The social scene at the Beta house was of prime importance and it seems the activities and parties there disappointed no one. In the days of "Mother Olny," many brothers felt that cuisine needed some liquid supplement. With 50-55 fellows under the old Beta roof, it was sometimes difficult, if not impossible to get any word done and perhaps this accounts for the readjusted house priorities in favor of less brain-busting and more off campus adventures.

Much social activity revolved around Colgate's greatest gridiron successes as the legendary Andy Kerr led his teams to unparalleled success against nationally ranked foes. Many Betas were members of these fine teams including John Ors '32, Colgate's last All-American.

The Syracuse game rally was a spectacle that would set the hearts of the frosh afire with delight and amazement. And, all of the Beta house would go en masse to see the game played at Archbold Stadium.

Besides following the brothers on such trips, the pledges found numerous things to do. The chapter elders deemed it necessary for them to spend a winter's night in several small forays encircling Lake Moraine. Strict rules were enforced in this most enlightening task and pledges learned the importance of not getting lost. Being a pledge involved more than delight on the out-of-doors. There were also Beta history tests on Sunday morning. Some of the tasks, floor waxing, oven cleaning, and the like, provided important skills for later life.

The house underlined the singing tradition of Beta Theta Pi in 1933 with the establishment of the Beta song contest. Each year, the other fraternities would put up their best voices and the Betas would award their cup to the best quartet. After the award, the Betas, far and away the superior songsters, would prove it to their audience with numerous Beta melodies.

The generous nature of the Betas established an annual Christmas party for the children of Hamilton. This wonderful gesture represented the spirit of the fraternity. The brothers realized they were much better off than many in the lean years of the depression and took time and effort to share their good fortune with kids who had little to look forward to at Christmas. Later, this effort was furthered by cooperation from other fraternity houses that recognized the value of the Beta gesture.

Prohibition ended in 1934, however the house was at its "wettest" in 1936 was flooded due to poor timing on the part of the Hamilton water works. It seems the water was turned off at the mains to repair a leak. While turned off, the upstairs beta spigots were turned on in anticipation of the return of water. Hours passed and the brothers forgot about the open spigots until water was noticed running down the stairs in the small hours of the morning.

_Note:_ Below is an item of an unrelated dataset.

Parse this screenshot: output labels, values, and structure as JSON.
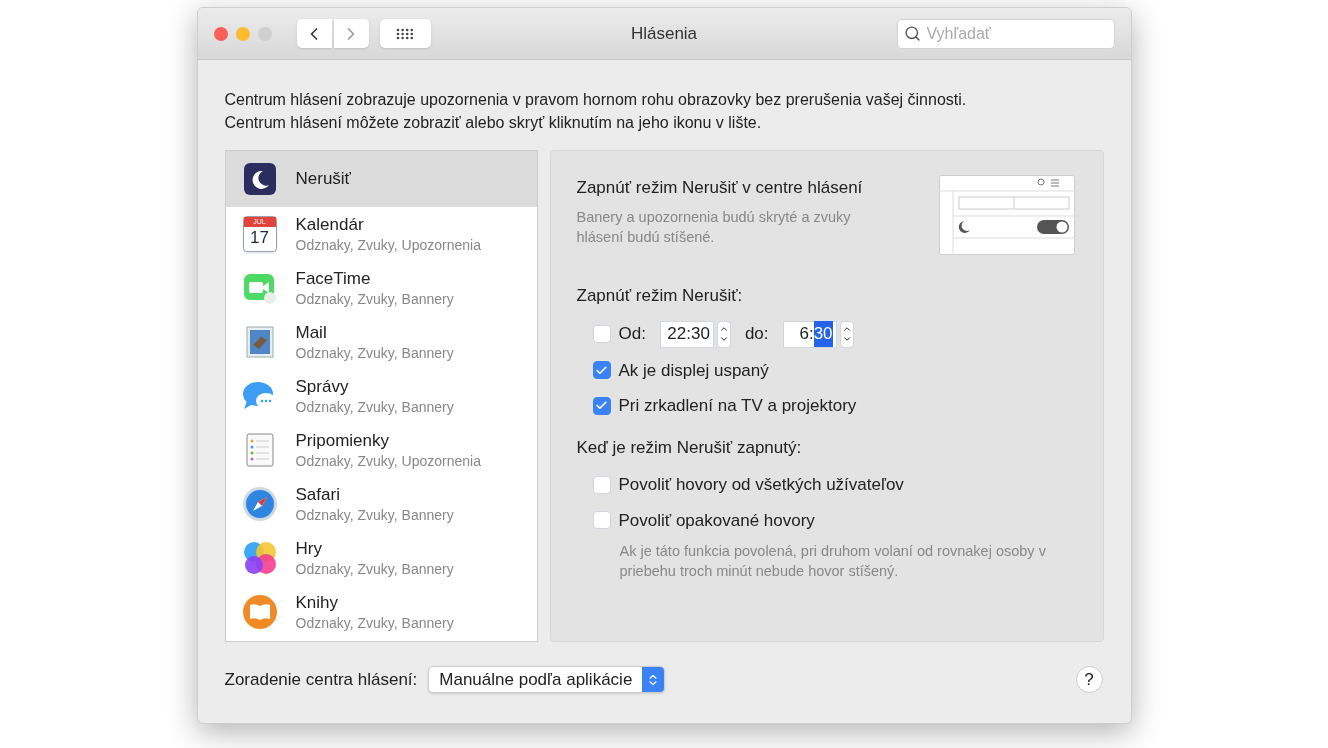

The thirties were, all in all, a happy, trouble free time at the Beta house, despite the problems of the world beyond Hamilton. Many athletes and campus leaders called Beta their home during this period preceding the turmoil which would change the world, Colgate, and the Beta Theta chapter in many ways.